Cited PatentFiling datePublication dateApplicantTitle
US587846 *Dec 16, 1896Aug 10, 1897 Sash for windows
US1122866 *Jul 14, 1913Dec 29, 1914August W CordesExpansion and contraction joint.
US2286019 *Mar 18, 1940Jun 9, 1942Smith Floyd RExpansion joint
US2416584 *Sep 7, 1944Feb 25, 1947Heltzel John NConcrete expansion joint
US3183626 *Mar 5, 1964May 18, 1965Metalines IncExpansion joint cover assembly
US3344720 *Jul 7, 1966Oct 3, 1967Hallock Edward CExpansion joint filler
FR1227609A * Title not available
Referenced by
Citing PatentFiling datePublication dateApplicantTitle
US3604322 *Aug 23, 1968Sep 14, 1971Maurer Friedrich SoehneBridging of expansion joints in roadways of bridges, streets, runways and the like
US3981601 *Mar 20, 1975Sep 21, 1976Motonosuke AraiExpansion joint and method of installing the same
US4279533 *Feb 20, 1980Jul 21, 1981Harry S. Peterson Co., Inc.Roadway expansion joint
US4339214 *May 2, 1980Jul 13, 1982Acme Highway Products CorporationComposite expansion joint
US4876759 *Jun 14, 1988Oct 31, 1989Yang Jesse SBridge expansion joint
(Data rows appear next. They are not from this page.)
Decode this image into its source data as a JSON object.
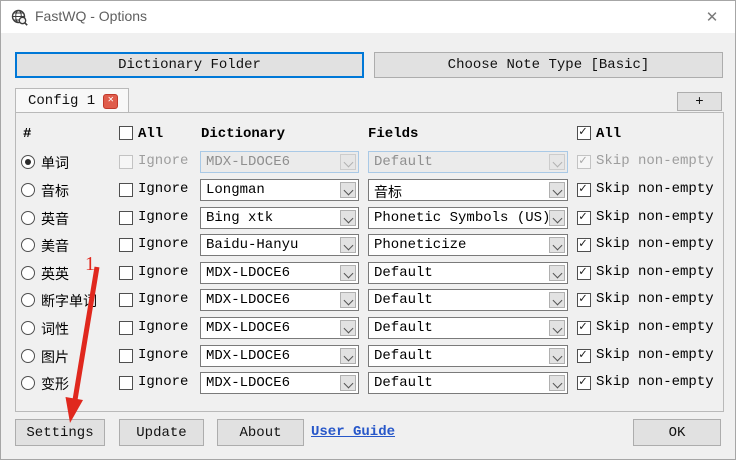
{
  "window": {
    "title": "FastWQ - Options",
    "close_glyph": "✕"
  },
  "top_buttons": {
    "dictionary_folder": "Dictionary Folder",
    "choose_note_type": "Choose Note Type [Basic]"
  },
  "tabs": {
    "config_tab": "Config 1",
    "tab_close_glyph": "✕",
    "add_button": "+"
  },
  "table": {
    "headers": {
      "num": "#",
      "all_left": "All",
      "dictionary": "Dictionary",
      "fields": "Fields",
      "all_right": "All"
    },
    "all_left_checked": false,
    "all_right_checked": true,
    "ignore_label": "Ignore",
    "skip_label": "Skip non-empty",
    "rows": [
      {
        "label": "单词",
        "selected": true,
        "disabled": true,
        "ignore_checked": false,
        "dictionary": "MDX-LDOCE6",
        "fields": "Default",
        "skip_checked": true
      },
      {
        "label": "音标",
        "selected": false,
        "disabled": false,
        "ignore_checked": false,
        "dictionary": "Longman",
        "fields": "音标",
        "skip_checked": true
      },
      {
        "label": "英音",
        "selected": false,
        "disabled": false,
        "ignore_checked": false,
        "dictionary": "Bing xtk",
        "fields": "Phonetic Symbols (US)",
        "skip_checked": true
      },
      {
        "label": "美音",
        "selected": false,
        "disabled": false,
        "ignore_checked": false,
        "dictionary": "Baidu-Hanyu",
        "fields": "Phoneticize",
        "skip_checked": true
      },
      {
        "label": "英英",
        "selected": false,
        "disabled": false,
        "ignore_checked": false,
        "dictionary": "MDX-LDOCE6",
        "fields": "Default",
        "skip_checked": true
      },
      {
        "label": "断字单词",
        "selected": false,
        "disabled": false,
        "ignore_checked": false,
        "dictionary": "MDX-LDOCE6",
        "fields": "Default",
        "skip_checked": true
      },
      {
        "label": "词性",
        "selected": false,
        "disabled": false,
        "ignore_checked": false,
        "dictionary": "MDX-LDOCE6",
        "fields": "Default",
        "skip_checked": true
      },
      {
        "label": "图片",
        "selected": false,
        "disabled": false,
        "ignore_checked": false,
        "dictionary": "MDX-LDOCE6",
        "fields": "Default",
        "skip_checked": true
      },
      {
        "label": "变形",
        "selected": false,
        "disabled": false,
        "ignore_checked": false,
        "dictionary": "MDX-LDOCE6",
        "fields": "Default",
        "skip_checked": true
      }
    ]
  },
  "footer": {
    "settings": "Settings",
    "update": "Update",
    "about": "About",
    "user_guide": "User Guide",
    "ok": "OK"
  },
  "annotation": {
    "step_number": "1"
  },
  "colors": {
    "focus_border_blue": "#0078d7",
    "annotation_red": "#e0281e",
    "link_blue": "#2757c9",
    "tab_close_red": "#e05c4b",
    "dialog_bg": "#f0f0f0",
    "titlebar_bg": "#ffffff"
  }
}
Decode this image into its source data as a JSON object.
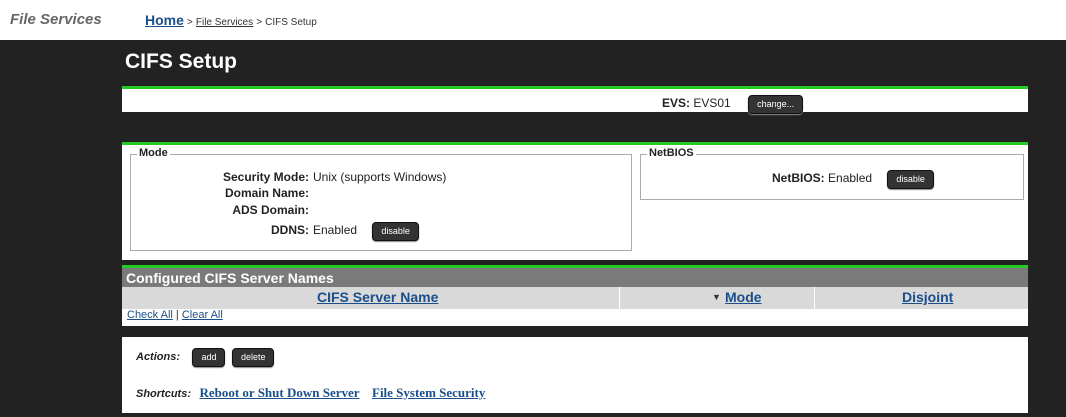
{
  "header": {
    "section_label": "File Services",
    "breadcrumb": {
      "home": "Home",
      "sep1": ">",
      "file_services": "File Services",
      "sep2": ">",
      "current": "CIFS Setup"
    }
  },
  "page": {
    "title": "CIFS Setup"
  },
  "evs": {
    "label": "EVS:",
    "value": "EVS01",
    "change_button": "change..."
  },
  "mode": {
    "legend": "Mode",
    "fields": [
      {
        "label": "Security Mode:",
        "value": "Unix (supports Windows)"
      },
      {
        "label": "Domain Name:",
        "value": ""
      },
      {
        "label": "ADS Domain:",
        "value": ""
      },
      {
        "label": "DDNS:",
        "value": "Enabled"
      }
    ],
    "ddns_button": "disable"
  },
  "netbios": {
    "legend": "NetBIOS",
    "label": "NetBIOS:",
    "value": "Enabled",
    "button": "disable"
  },
  "configured": {
    "title": "Configured CIFS Server Names",
    "columns": {
      "name": "CIFS Server Name",
      "mode": "Mode",
      "mode_sort_icon": "▼",
      "disjoint": "Disjoint"
    },
    "check_all": "Check All",
    "divider": "|",
    "clear_all": "Clear All"
  },
  "actions": {
    "label": "Actions:",
    "add": "add",
    "delete": "delete",
    "shortcuts_label": "Shortcuts:",
    "shortcut_reboot": "Reboot or Shut Down Server",
    "shortcut_security": "File System Security"
  },
  "colors": {
    "accent": "#22cc22",
    "background": "#222222",
    "link": "#1a4f8b",
    "header_gray": "#7a7a7a"
  }
}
US7144190 *Jun 29, 2005Dec 5, 2006Saint-Goban Technical Fabrics Canada, LtdRoad surfacing material over roadway joints, method of manufacturing, and method using the same
US7234893 *Sep 7, 2006Jun 26, 2007Saint-Gobain Technical Fabrics Canada, LtdRoad surfacing material over roadway joints, method of manufacturing, and method using the same
Classifications
U.S. Classification14/73, 14/73.1, 404/59
International ClassificationE01D19/00, E01D19/06
Cooperative ClassificationE01D19/06
European ClassificationE01D19/06